Interactive Instillation Performance

The bathroom is the private space. Where you like to have control, seclusion, a breather, your 'you time'. I want to take that away. I want to invade it using the crowd just outside your barrier of the locked door.
First you come and record the answer to: "For four minutes talk to me about injuries, sicknesses, or illnesses in your life. Preferably one specific injury or illness  in detail, get gory." Then I use those recordings to send to a wireless speaker sitting in the toilet bowl. I watch for you to enter the bathroom, wait a second, then play someone's story. I take away your control of the light so you're in pitch black. While you perform your biological function voices come out of the bowl. They talk about being invaded by bacteria in their feet, or surgical instruments poking in their lungs, or babies dying within them, or their head hitting concrete. They invade your safe space with their personal pain.
And then, if lucky, later you start chatting to someone else at the exhibition, and, slowly, it dawns on you: 'I know that voice …'
It's meant to be cheeky. People enjoy talking about themselves, even if they don't know why they're doing it. They get a kick out of the confusion of a dark toilet with voices coming out of the bowl. Everyone becomes the performer, the collaborator, the voyeur, and they get social with people they may not even meet.
And 'the shot of medicine' (vodka) they get after they tell their story helps limber them up to talk to others, encourages their need to go to the toilet, and possibly makes them fall over and hurt themselves. Which, in turn, gives them a story they can tell …

With this and another piece, Pillow Talk, I'm first of all throwing away the performer/object to audience relationship. I don't want a passive role in my work, I want there to be direct connection, and for the person experiencing the work to be actually contributing some or most of the content. Specifically in these pieces, I'm exploring a life long obsession with communication between people. Though connection with people has been the richest part of my life, it has also been steeped in confusion, anxiety, and paranoia. I've never quite trusted that there's not some conspiracy, that everyone knows something I don't, and, though I've been able to hold my own in conversation in every imaginable situation, I still see people talking on the other side of the room and wonder 'What the hell could they possibly be talking about?' So in these pieces I'm wanting a number of things: to disrupt normal modes of conversation as well as control it; to entice people to talk about their most intimate and personal selves immediately; to introduce people through these personal moments, but in voice only, so as to bypass the filter of sight and the judgment that comes with it; to create a strange situation where you have heard someone's personal story, and you know they are in the same room as you, but you don't know what they look like; to test my and other people's roles as listeners and communicators; to take people out of their comfort zones, to be intrusive into that space somehow; and for people to have a laugh.
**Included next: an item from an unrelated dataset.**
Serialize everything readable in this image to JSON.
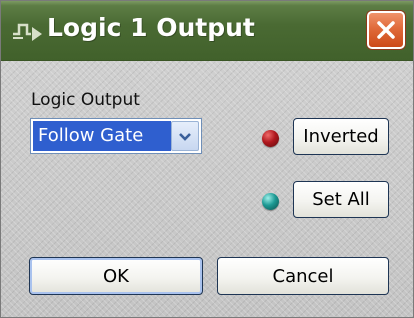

These pieces (aptly? ironically?) work perfectly in taking control of what gives me so much anxiety -- instead of being at an exhibition opening standing around works and making small talk, I, and the people who participate with me, are engaged in creation. We are no longer passive.


1. In toilet space, suction cup red, wireless, waterproof speaker to inside of bowl, along with tiny LED light.
Turn off light and cover up light fixture with bubble wrap and white double sided tape (gives texture in the dark of something bulbous and sticky, such as a liver or spleen).
Room now pitch black except for tiny glow from bowl (to avoid men spraying all over floor like dogs).
Place on door something like 'No Light' or 'Light broken'.
2. During exhibition, sit dressed in white in corner with 'Sit Here' in red gaffer above. Sit in red chair with one red chair opposite.
When person or people approaches ask them to do an interview. When they sit, tell them they are going to talk for four minutes, that they will hold the recorder close to their mouth, that I will show them the time on a timer, and that every once in a while I may have to do something on my computer.
What to say to interviewee:
"Okay, tell me, in four minutes, and in as much detail as you can, about any injuries, or illnesses, or sickness, or pain, in your life. Tell one story or many. Get as gory and gross and detailed as you can."
Record interview.
Thank interviewer and tell them it is time for medicine. Pour a shot of vodka in small white tea cup, one for them one for you, cheers them ('Na Zdorovie") and do shot.
3. Take interview and place on playlist on laptop which is wirelessly connected to speaker in bowl.
4. Being in site of toilet, watch for people entering (must be done simultaneous with recording process). There will usually be some fumbling for light until they realize there is none. When door closes wait a beat for them to sit on the seat or get their thing out, then start playing one of the recordings, which will come from the bowl itself.
5. Hopefully later some people meet and recognize each other's voice from toilet: "Oh, you're the guy who had that horrible skin disease", "Oh, you're the girl who had the five inch nails driven into your foot and had to be in a wheelchair for a year", etc.